===== Task data =====

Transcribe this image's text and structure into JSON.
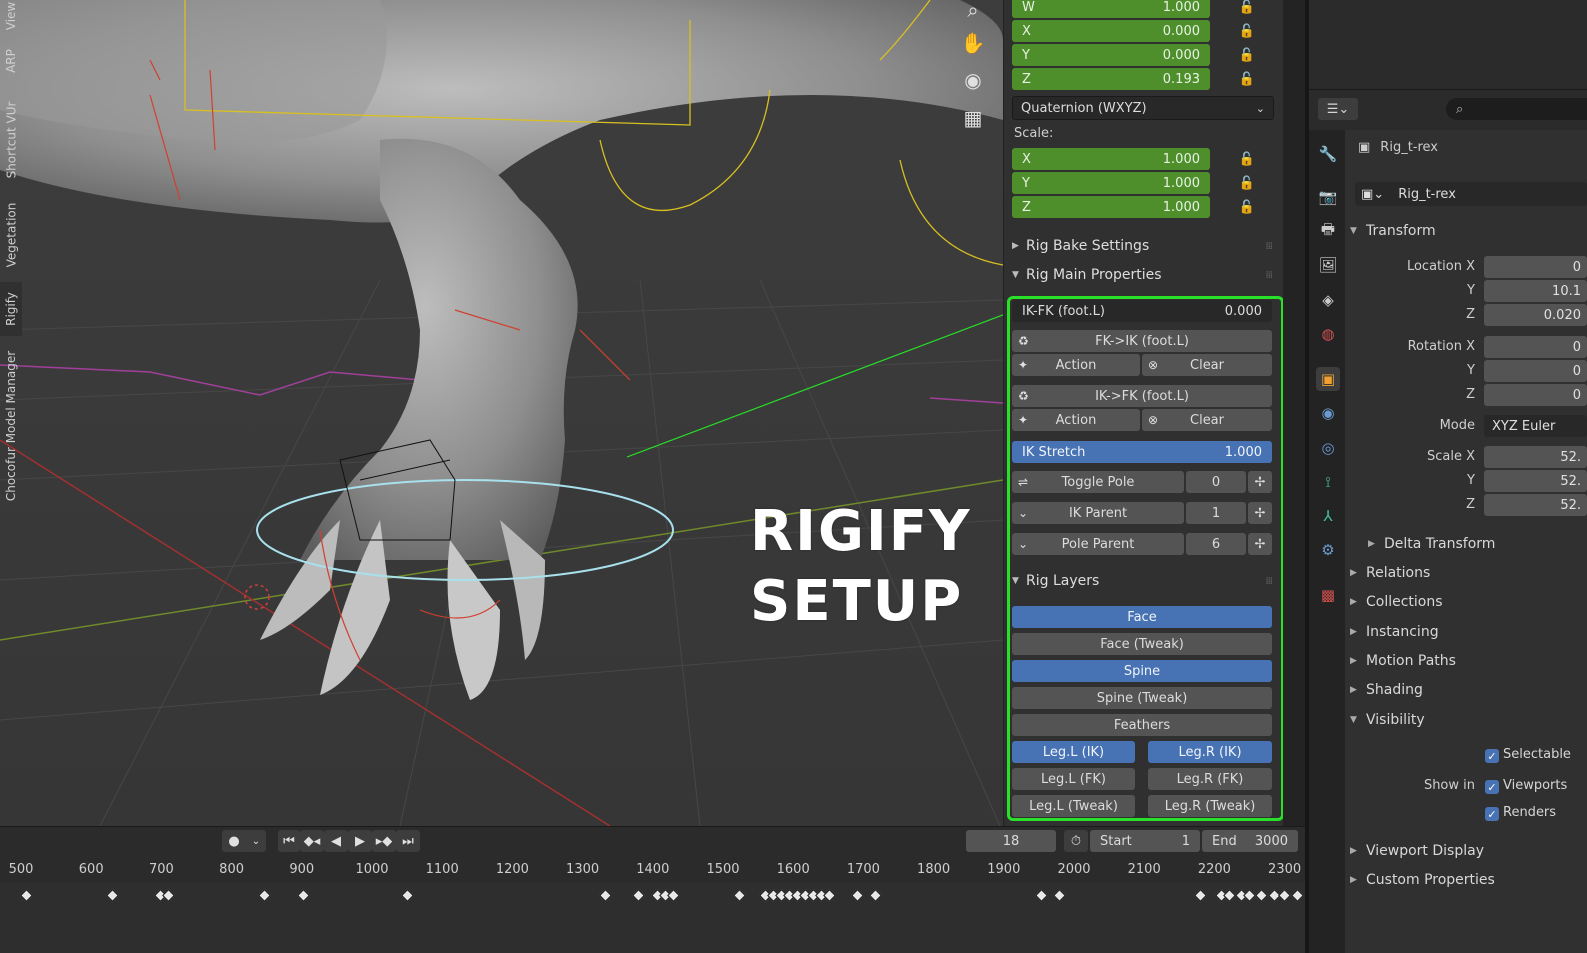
{
  "overlay": {
    "line1": "RIGIFY",
    "line2": "SETUP"
  },
  "viewport_nav": [
    {
      "name": "zoom-icon",
      "glyph": "⌕"
    },
    {
      "name": "hand-pan-icon",
      "glyph": "✋"
    },
    {
      "name": "camera-icon",
      "glyph": "🎥"
    },
    {
      "name": "grid-icon",
      "glyph": "▦"
    }
  ],
  "rotation": {
    "w": {
      "label": "W",
      "value": "1.000"
    },
    "x": {
      "label": "X",
      "value": "0.000"
    },
    "y": {
      "label": "Y",
      "value": "0.000"
    },
    "z": {
      "label": "Z",
      "value": "0.193"
    },
    "mode": "Quaternion (WXYZ)"
  },
  "scale": {
    "label": "Scale:",
    "x": {
      "label": "X",
      "value": "1.000"
    },
    "y": {
      "label": "Y",
      "value": "1.000"
    },
    "z": {
      "label": "Z",
      "value": "1.000"
    }
  },
  "sections": {
    "rig_bake": "Rig Bake Settings",
    "rig_main": "Rig Main Properties",
    "rig_layers": "Rig Layers"
  },
  "ikfk": {
    "slider_label": "IK-FK (foot.L)",
    "slider_value": "0.000",
    "fk_to_ik": "FK->IK (foot.L)",
    "ik_to_fk": "IK->FK (foot.L)",
    "action": "Action",
    "clear": "Clear",
    "ik_stretch_label": "IK Stretch",
    "ik_stretch_value": "1.000",
    "ik_stretch_fraction": 1.0,
    "toggle_pole": "Toggle Pole",
    "toggle_pole_value": "0",
    "ik_parent": "IK Parent",
    "ik_parent_value": "1",
    "pole_parent": "Pole Parent",
    "pole_parent_value": "6"
  },
  "layers": {
    "face": "Face",
    "face_tweak": "Face (Tweak)",
    "spine": "Spine",
    "spine_tweak": "Spine (Tweak)",
    "feathers": "Feathers",
    "leg_l_ik": "Leg.L (IK)",
    "leg_r_ik": "Leg.R (IK)",
    "leg_l_fk": "Leg.L (FK)",
    "leg_r_fk": "Leg.R (FK)",
    "leg_l_tweak": "Leg.L (Tweak)",
    "leg_r_tweak": "Leg.R (Tweak)"
  },
  "side_tabs": [
    "View",
    "ARP",
    "Shortcut VUr",
    "Vegetation",
    "Rigify",
    "Chocofur Model Manager"
  ],
  "timeline": {
    "current_frame": "18",
    "start_label": "Start",
    "start_value": "1",
    "end_label": "End",
    "end_value": "3000",
    "ticks": [
      "500",
      "600",
      "700",
      "800",
      "900",
      "1000",
      "1100",
      "1200",
      "1300",
      "1400",
      "1500",
      "1600",
      "1700",
      "1800",
      "1900",
      "2000",
      "2100",
      "2200",
      "2300"
    ]
  },
  "properties": {
    "object_name": "Rig_t-rex",
    "data_name": "Rig_t-rex",
    "transform": "Transform",
    "location_x_label": "Location X",
    "location_x": "0",
    "location_y_label": "Y",
    "location_y": "10.1",
    "location_z_label": "Z",
    "location_z": "0.020",
    "rotation_x_label": "Rotation X",
    "rotation_x": "0",
    "rotation_y_label": "Y",
    "rotation_y": "0",
    "rotation_z_label": "Z",
    "rotation_z": "0",
    "mode_label": "Mode",
    "mode_value": "XYZ Euler",
    "scale_x_label": "Scale X",
    "scale_x": "52.",
    "scale_y_label": "Y",
    "scale_y": "52.",
    "scale_z_label": "Z",
    "scale_z": "52.",
    "delta_transform": "Delta Transform",
    "relations": "Relations",
    "collections": "Collections",
    "instancing": "Instancing",
    "motion_paths": "Motion Paths",
    "shading": "Shading",
    "visibility": "Visibility",
    "selectable": "Selectable",
    "show_in": "Show in",
    "viewports": "Viewports",
    "renders": "Renders",
    "viewport_display": "Viewport Display",
    "custom_properties": "Custom Properties"
  }
}
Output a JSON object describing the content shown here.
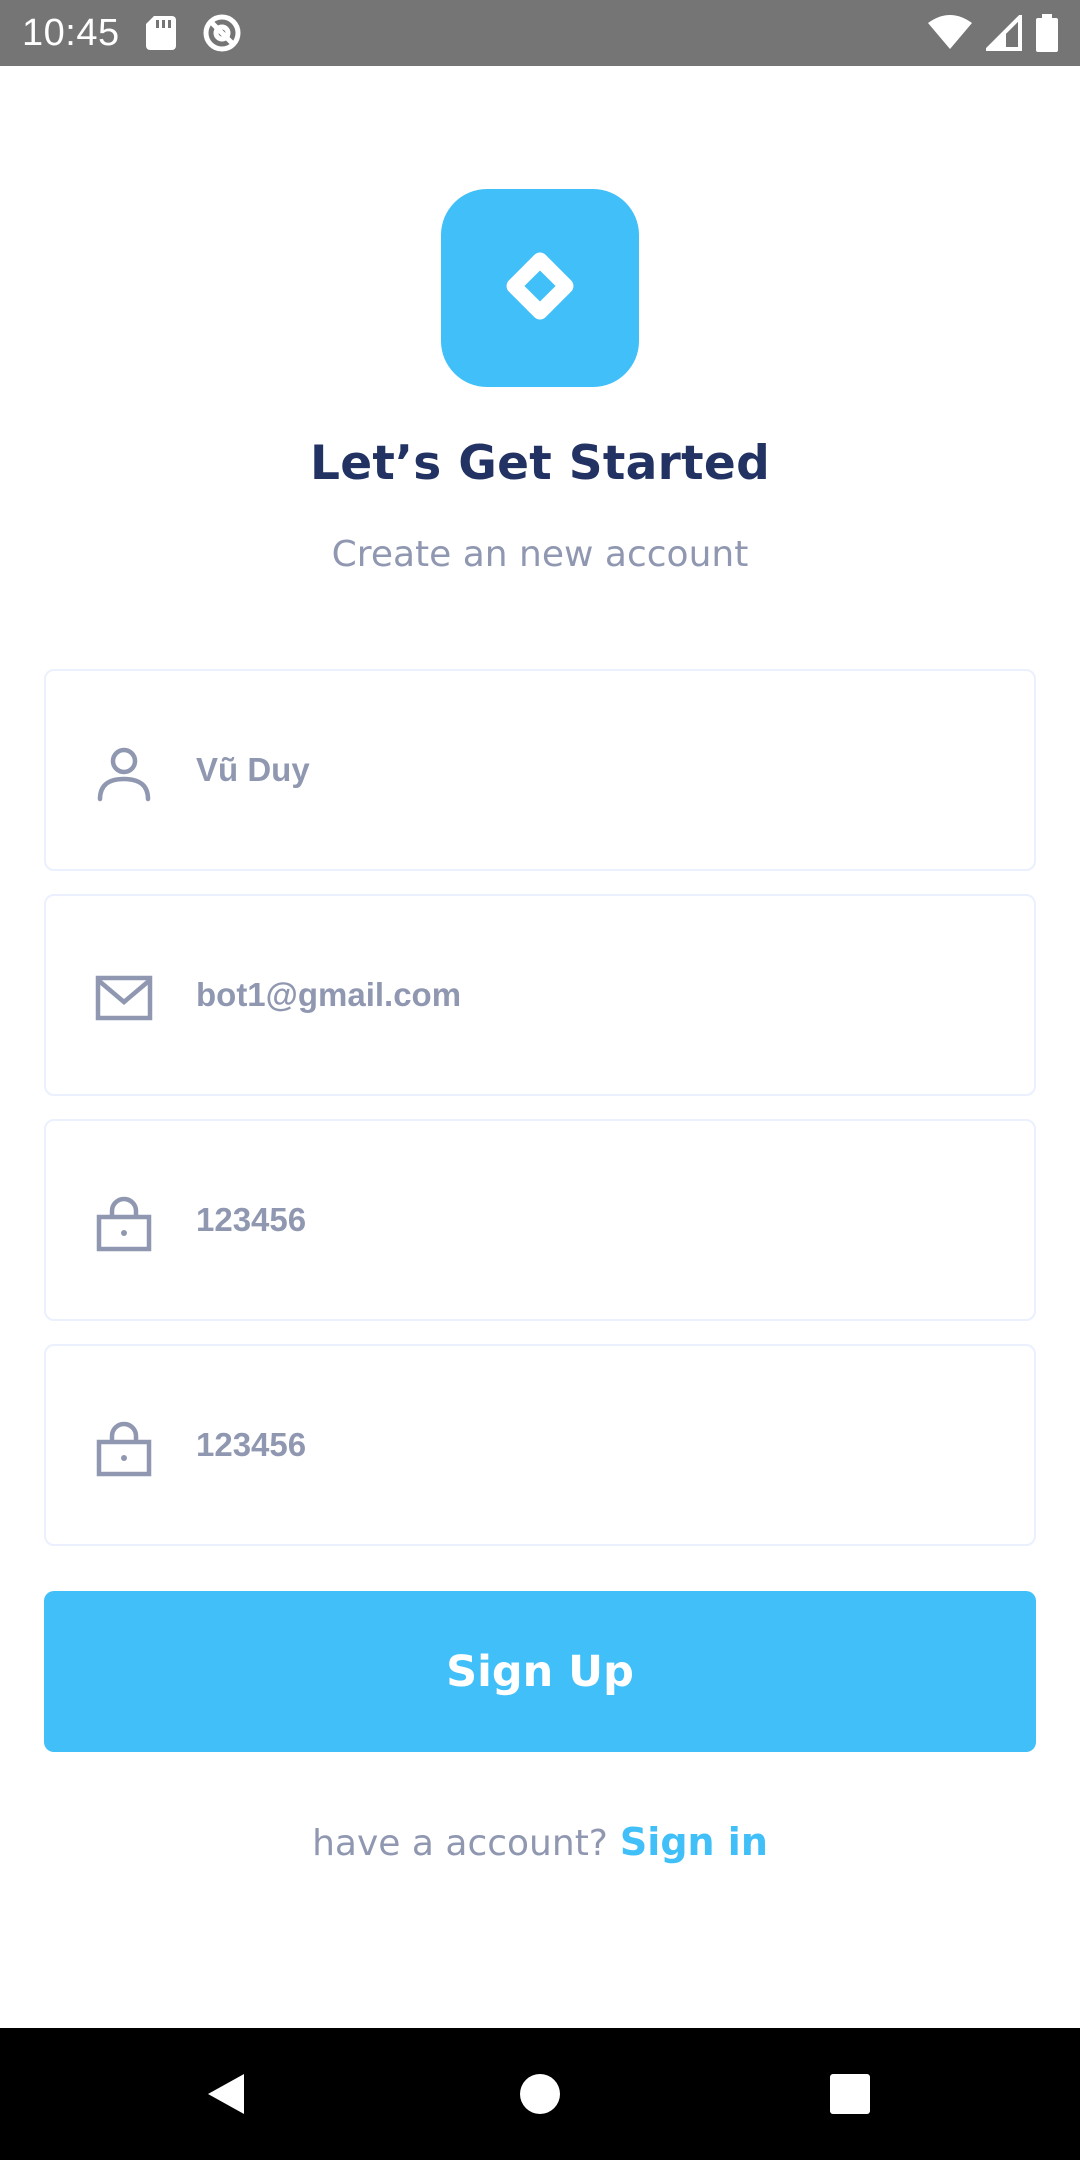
{
  "status_bar": {
    "time": "10:45",
    "icons_left": [
      "sd-card-icon",
      "at-sign-icon"
    ],
    "icons_right": [
      "wifi-icon",
      "signal-icon",
      "battery-icon"
    ]
  },
  "logo": {
    "icon": "diamond-icon",
    "color": "#40bff8"
  },
  "header": {
    "title": "Let’s Get Started",
    "subtitle": "Create an new account"
  },
  "form": {
    "fields": [
      {
        "name": "full-name",
        "icon": "user-icon",
        "value": "Vũ Duy"
      },
      {
        "name": "email",
        "icon": "mail-icon",
        "value": "bot1@gmail.com"
      },
      {
        "name": "password",
        "icon": "lock-icon",
        "value": "123456"
      },
      {
        "name": "confirm-password",
        "icon": "lock-icon",
        "value": "123456"
      }
    ],
    "submit_label": "Sign Up"
  },
  "footer": {
    "prompt": "have a account?",
    "link_label": "Sign in"
  },
  "nav_bar": {
    "buttons": [
      "back-icon",
      "home-icon",
      "recents-icon"
    ]
  },
  "colors": {
    "primary": "#40bff8",
    "heading": "#223263",
    "muted": "#9098b1",
    "border": "#ebf0ff"
  }
}
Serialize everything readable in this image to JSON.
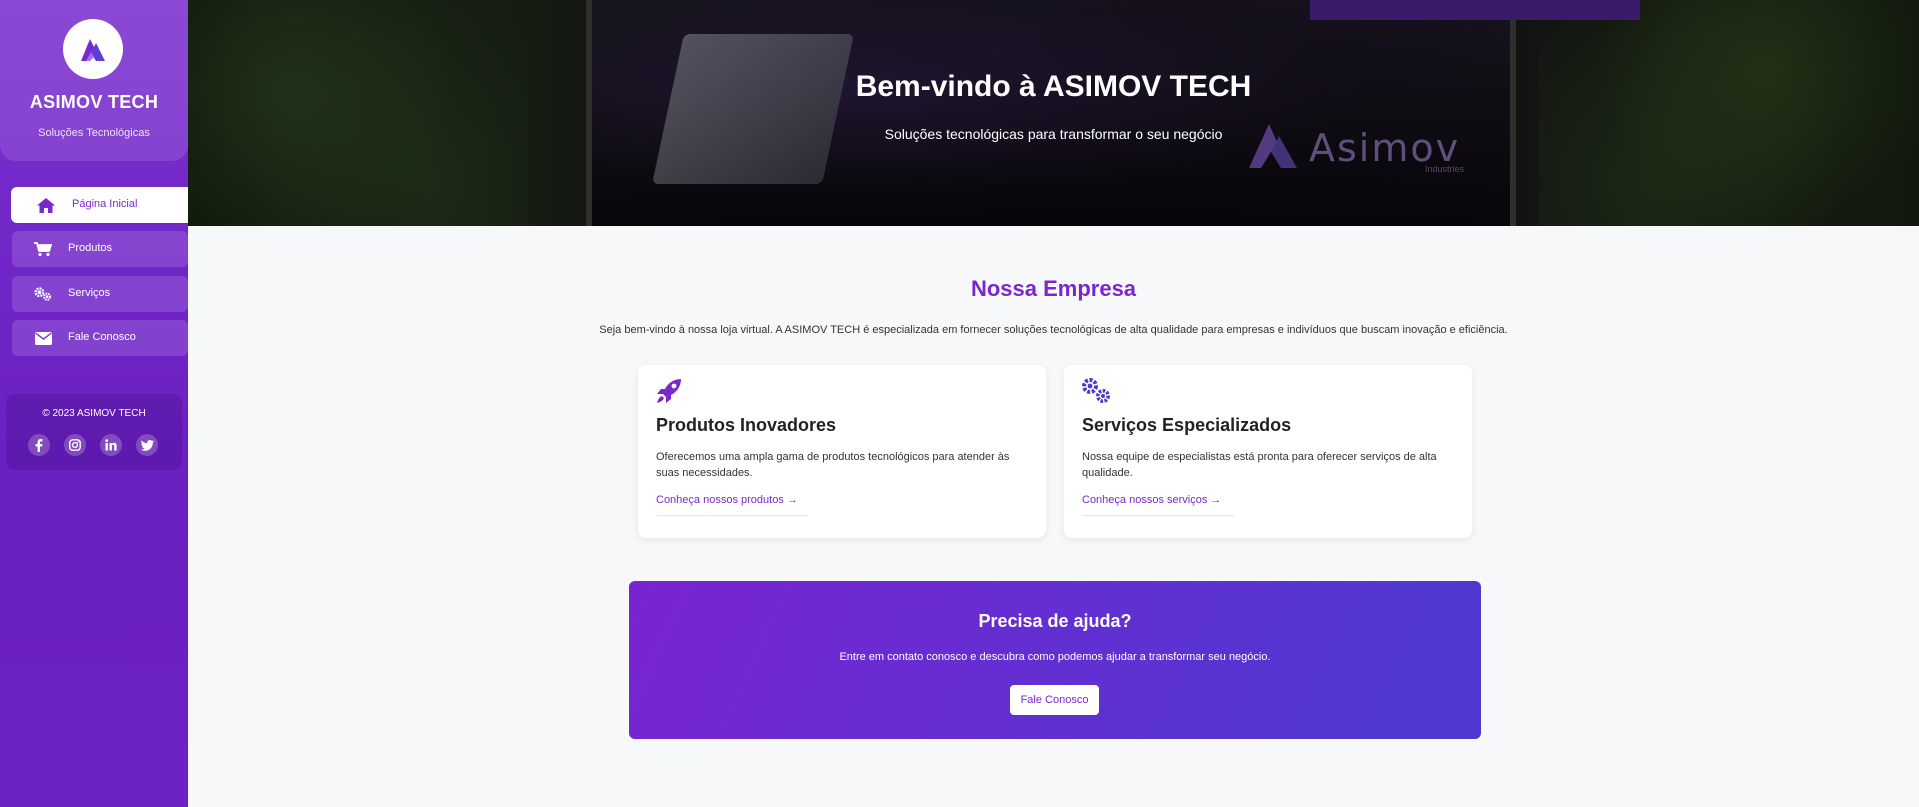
{
  "sidebar": {
    "brand": {
      "title": "ASIMOV TECH",
      "subtitle": "Soluções Tecnológicas",
      "logo_icon": "asimov-logo-icon"
    },
    "items": [
      {
        "label": "Página Inicial",
        "icon": "home-icon",
        "active": true
      },
      {
        "label": "Produtos",
        "icon": "cart-icon",
        "active": false
      },
      {
        "label": "Serviços",
        "icon": "gears-icon",
        "active": false
      },
      {
        "label": "Fale Conosco",
        "icon": "envelope-icon",
        "active": false
      }
    ],
    "footer": {
      "copyright": "© 2023 ASIMOV TECH",
      "social": [
        "facebook-icon",
        "instagram-icon",
        "linkedin-icon",
        "twitter-icon"
      ]
    }
  },
  "hero": {
    "title": "Bem-vindo à ASIMOV TECH",
    "subtitle": "Soluções tecnológicas para transformar o seu negócio",
    "logo_word": "Asimov",
    "logo_sub": "Industries"
  },
  "company": {
    "title": "Nossa Empresa",
    "intro": "Seja bem-vindo à nossa loja virtual. A ASIMOV TECH é especializada em fornecer soluções tecnológicas de alta qualidade para empresas e indivíduos que buscam inovação e eficiência."
  },
  "cards": [
    {
      "icon": "rocket-icon",
      "title": "Produtos Inovadores",
      "description": "Oferecemos uma ampla gama de produtos tecnológicos para atender às suas necessidades.",
      "link": "Conheça nossos produtos"
    },
    {
      "icon": "gears-icon",
      "title": "Serviços Especializados",
      "description": "Nossa equipe de especialistas está pronta para oferecer serviços de alta qualidade.",
      "link": "Conheça nossos serviços"
    }
  ],
  "help": {
    "title": "Precisa de ajuda?",
    "text": "Entre em contato conosco e descubra como podemos ajudar a transformar seu negócio.",
    "button": "Fale Conosco"
  },
  "colors": {
    "primary": "#7a28cc",
    "secondary": "#4d39d1",
    "background": "#f7f8fa"
  }
}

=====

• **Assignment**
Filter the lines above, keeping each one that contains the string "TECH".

• **The completed task**
      "title": "ASIMOV TECH",
      "copyright": "© 2023 ASIMOV TECH",
    "title": "Bem-vindo à ASIMOV TECH",
    "intro": "Seja bem-vindo à nossa loja virtual. A ASIMOV TECH é especializada em fornecer soluções tecnológicas de alta qualidade para empresas e indivíduos que buscam inovação e eficiência."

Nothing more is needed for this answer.